=== DIRECTIONS ===
Every line with "true" in it should be copied from the data.

=== PROVIDED MATERIAL ===
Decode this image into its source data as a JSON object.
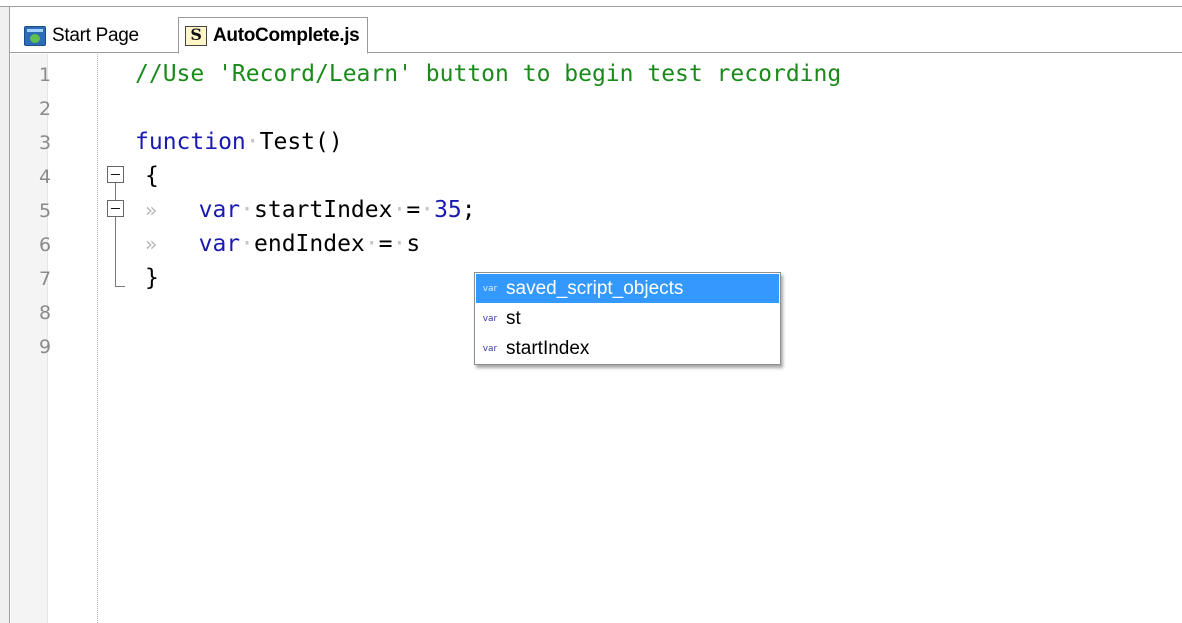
{
  "tabs": [
    {
      "label": "Start Page",
      "icon": "start-page-icon",
      "active": false
    },
    {
      "label": "AutoComplete.js",
      "icon": "script-file-icon",
      "icon_glyph": "S",
      "active": true
    }
  ],
  "editor": {
    "line_numbers": [
      "1",
      "2",
      "3",
      "4",
      "5",
      "6",
      "7",
      "8",
      "9"
    ],
    "lines": {
      "l1": {
        "comment": "//Use 'Record/Learn' button to begin test recording"
      },
      "l3": {
        "keyword": "function",
        "name": "Test()"
      },
      "l4": {
        "brace": "{"
      },
      "l5": {
        "keyword": "var",
        "ident": "startIndex",
        "op": "=",
        "num": "35",
        "end": ";"
      },
      "l6": {
        "keyword": "var",
        "ident": "endIndex",
        "op": "=",
        "typed": "s"
      },
      "l7": {
        "brace": "}"
      }
    },
    "whitespace_marker": "»"
  },
  "autocomplete": {
    "type_tag": "var",
    "items": [
      {
        "label": "saved_script_objects",
        "selected": true
      },
      {
        "label": "st",
        "selected": false
      },
      {
        "label": "startIndex",
        "selected": false
      }
    ]
  },
  "colors": {
    "comment": "#1a8a1a",
    "keyword": "#1a1ab0",
    "selection": "#3399ff"
  }
}
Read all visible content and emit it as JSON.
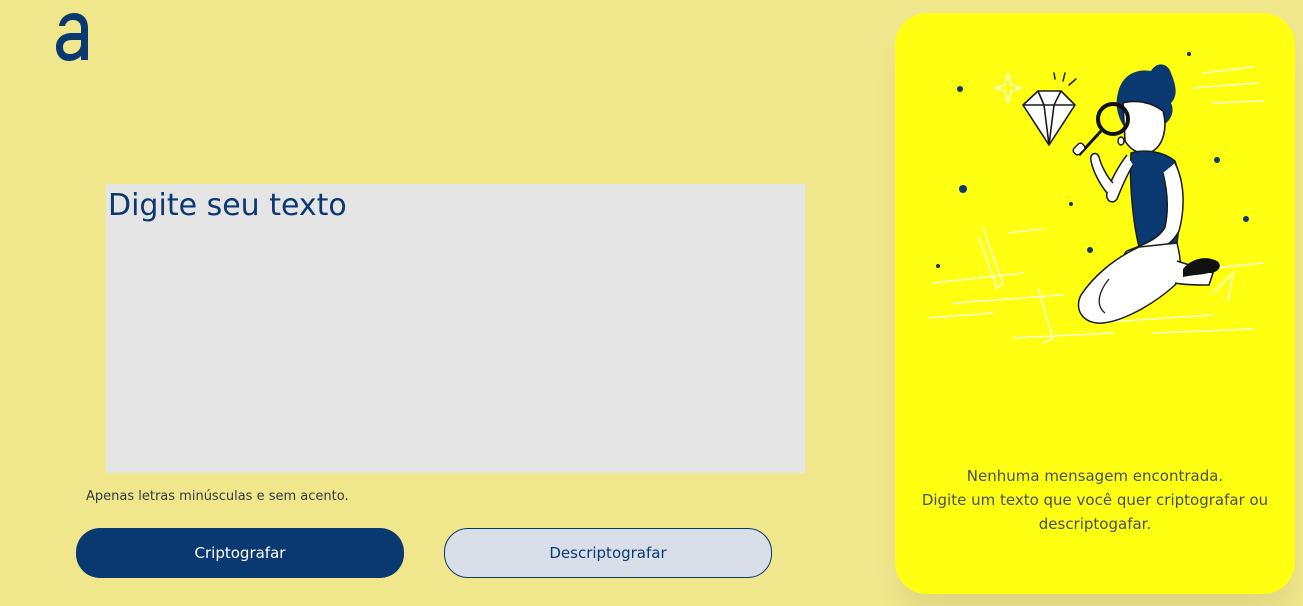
{
  "app": {
    "logo_icon": "logo-letter-a-icon"
  },
  "editor": {
    "placeholder": "Digite seu texto",
    "value": ""
  },
  "hint": {
    "icon": "info-icon",
    "text": "Apenas letras minúsculas e sem acento."
  },
  "buttons": {
    "encrypt_label": "Criptografar",
    "decrypt_label": "Descriptografar"
  },
  "output": {
    "illustration": "person-with-magnifying-glass-diamond-illustration",
    "title": "Nenhuma mensagem encontrada.",
    "subtitle": "Digite um texto que você quer criptografar ou descriptogafar."
  },
  "colors": {
    "background": "#f0e68c",
    "primary": "#0a3871",
    "editor_bg": "#e5e5e5",
    "output_card": "#ffff11",
    "secondary_button": "#d8dfe8"
  }
}
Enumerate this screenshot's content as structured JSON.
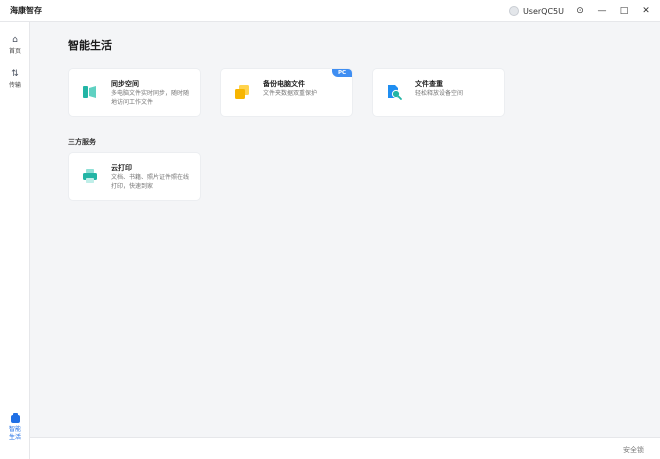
{
  "window": {
    "app_title": "海康智存",
    "username": "UserQC5U",
    "controls": {
      "settings_icon": "⊙",
      "minimize_icon": "—",
      "maximize_icon": "□",
      "close_icon": "✕"
    }
  },
  "sidebar": {
    "items": [
      {
        "label": "首页",
        "icon": "⌂"
      },
      {
        "label": "传输",
        "icon": "⇅"
      },
      {
        "label": "智能生活",
        "label_line1": "智能",
        "label_line2": "生活",
        "active": true
      }
    ]
  },
  "main": {
    "title": "智能生活",
    "cards": [
      {
        "title": "同步空间",
        "desc": "多电脑文件实时同步，随时随地访问工作文件"
      },
      {
        "title": "备份电脑文件",
        "desc": "文件夹数据双重保护",
        "badge": "PC"
      },
      {
        "title": "文件查重",
        "desc": "轻松释放设备空间"
      }
    ],
    "third_party_title": "三方服务",
    "third_party_cards": [
      {
        "title": "云打印",
        "desc": "文档、书籍、照片证件照在线打印，快速到家"
      }
    ]
  },
  "footer": {
    "safe_lock_label": "安全锁"
  },
  "colors": {
    "accent": "#1f6fe5",
    "teal": "#22b5a5",
    "yellow": "#f7b500",
    "badge_blue": "#3f8ef2"
  }
}
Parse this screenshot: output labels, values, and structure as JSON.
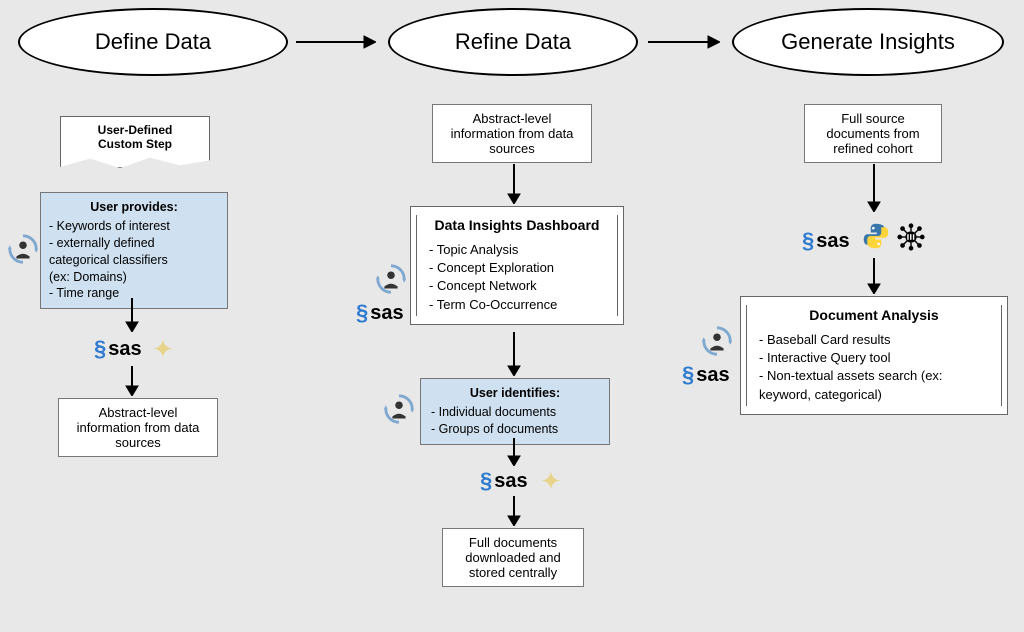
{
  "stages": {
    "define": "Define Data",
    "refine": "Refine Data",
    "generate": "Generate Insights"
  },
  "define_col": {
    "custom_step": "User-Defined\nCustom Step",
    "user_provides_title": "User provides:",
    "user_provides_items": "- Keywords of interest\n- externally defined\ncategorical classifiers\n(ex: Domains)\n- Time range",
    "abstract_info": "Abstract-level\ninformation from data\nsources"
  },
  "refine_col": {
    "abstract_info": "Abstract-level\ninformation from data\nsources",
    "dashboard_title": "Data Insights Dashboard",
    "dashboard_items": [
      "Topic Analysis",
      "Concept Exploration",
      "Concept Network",
      "Term Co-Occurrence"
    ],
    "user_identifies_title": "User identifies:",
    "user_identifies_items": "- Individual documents\n- Groups of documents",
    "full_docs": "Full documents\ndownloaded and\nstored centrally"
  },
  "generate_col": {
    "full_source": "Full source\ndocuments from\nrefined cohort",
    "doc_analysis_title": "Document Analysis",
    "doc_analysis_items": [
      "Baseball Card results",
      "Interactive Query tool",
      "Non-textual assets search (ex: keyword, categorical)"
    ]
  },
  "logos": {
    "sas": "sas"
  }
}
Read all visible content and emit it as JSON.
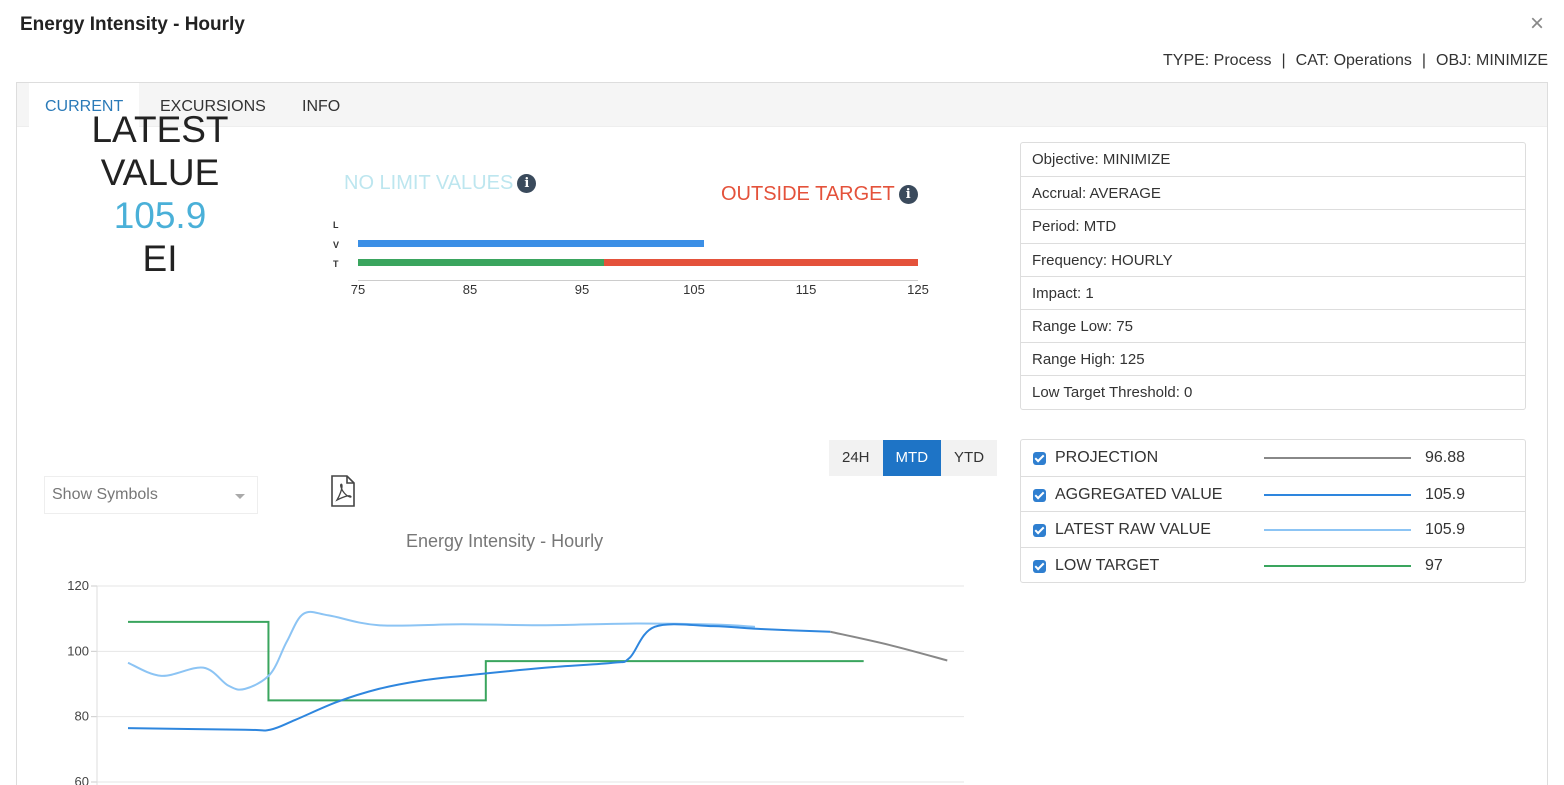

=== WRITTEN ANSWER ===
      "active": true
        "selected": true
        "active": true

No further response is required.